- SciFi Romance. Loved the quirky voice, but plot points are LSD weird.
- Two Time Travel Thrillers with cool premise, but confusing synopsis or query.
- Loved the premise (Alternate History Fiction with Vikings), but head hopping makes everything confusing.
- Confusing query, difficult to figure out story.
4 out of 222 (1.8%).
- Queried as Romance, but it’s Women’s Fiction.
- Queried as Romance, but it’s Literary Fiction.
- Historical Thriller set in late 90’s is not technically historical.
3 out of 222 (1.4%).
- Query is a confusing mess.
- Query written from character’s POV. This is not the first agent to complain about this.
- Science Fiction:
- Space Opera: She has a soft spot for it, and that one sounds fun.
- Time travel Romance (no specifics).
- Time travel story that borders on Young Adult, but she’s still fascinated by it to read more.
- Interesting futuristic place with good voice and writing. With the exception of the somewhat subjective “good voice and writing”, this describes almost all Science Fiction books.
- Intriguing premise that sucked her in.
- Intriguing world-building and voice.
- Fairy tale Romance. May be a tough sell, but it’s intriguing enough to request it.
- Cozy Romance where she likes the mashup and writing.
- Hockey-themed romance with good voice.

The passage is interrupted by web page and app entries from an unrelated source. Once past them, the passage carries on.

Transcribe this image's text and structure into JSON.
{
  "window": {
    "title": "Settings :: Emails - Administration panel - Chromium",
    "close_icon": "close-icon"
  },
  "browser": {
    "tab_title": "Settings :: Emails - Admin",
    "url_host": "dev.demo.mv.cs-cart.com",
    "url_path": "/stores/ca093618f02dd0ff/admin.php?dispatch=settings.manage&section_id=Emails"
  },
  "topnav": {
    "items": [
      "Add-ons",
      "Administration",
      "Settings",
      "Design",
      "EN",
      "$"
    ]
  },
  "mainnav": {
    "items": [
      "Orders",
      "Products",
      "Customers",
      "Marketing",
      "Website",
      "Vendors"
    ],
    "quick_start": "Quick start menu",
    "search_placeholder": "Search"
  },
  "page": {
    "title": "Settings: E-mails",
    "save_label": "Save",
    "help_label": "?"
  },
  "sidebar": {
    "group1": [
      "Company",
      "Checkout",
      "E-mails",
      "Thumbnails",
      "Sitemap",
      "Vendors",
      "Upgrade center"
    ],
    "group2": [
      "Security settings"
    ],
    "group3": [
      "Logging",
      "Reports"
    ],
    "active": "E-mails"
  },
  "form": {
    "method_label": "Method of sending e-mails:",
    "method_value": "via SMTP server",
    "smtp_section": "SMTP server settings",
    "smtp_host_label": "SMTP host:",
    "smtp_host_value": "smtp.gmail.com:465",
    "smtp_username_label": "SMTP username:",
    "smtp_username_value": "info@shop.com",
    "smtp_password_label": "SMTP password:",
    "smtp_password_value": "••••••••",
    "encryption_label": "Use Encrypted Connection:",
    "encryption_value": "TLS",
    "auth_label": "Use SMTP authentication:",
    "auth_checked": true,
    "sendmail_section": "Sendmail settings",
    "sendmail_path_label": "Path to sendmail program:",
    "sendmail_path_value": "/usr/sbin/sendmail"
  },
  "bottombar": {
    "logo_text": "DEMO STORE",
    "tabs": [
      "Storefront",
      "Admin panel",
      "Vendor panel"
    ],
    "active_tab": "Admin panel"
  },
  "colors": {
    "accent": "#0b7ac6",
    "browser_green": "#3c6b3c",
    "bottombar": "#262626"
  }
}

- Contemporary Romance with interesting story and good writing.
- Political Thriller where the author did not follow query guidelines, but she loved the premise and asked the synopsis and first ten pages.
- Interesting premise with good voice, but perhaps too many POV characters. Still, she requested it.
- Historical Fiction:
- Set in 17th century France.
- Fascinating pre-Celtic time frame with interesting MC and engaging writing.
- Historical Fiction with time travel. “At this rate I’m going to be buried with manuscripts”.
- Loved the setting and premise. Writing needs some editing.
- Amazing and funny voice.
There you have it. It’s obviously better to follow query guidelines, although some queries got through even when they broke a few of them. Story trumps everything. So do your homework and get lots of feedback on your book before querying.
For more articles like this, check my query and publish series here.
- I’ve made a lot of assumptions about the tweets. Some of them didn’t have enough information, so this study is partially subjective.
- Some of the information here can be generalized to other agents, but not everything – especially the agent’s personal preferences. Research your agent before submitting.
I’m actively looking for agents and publishers for my book. More info here.
Default Disclaimer: I’m not a writer, I have a hard time paying attention to detail, I overuse adverbs, I start a lot of sentences with ‘I’, and I often confuse words that are similar. More importantly, I reserve the right to change my mind at any time, in which case I’ll deny I ever wrote it. Please let me know if you find something that is too embarrassing. This blog is riddled with typos and creative grammar problems, but it’s mine. Luckily, I can always blame my mistakes on the fact that English is not my first language. Or hackers.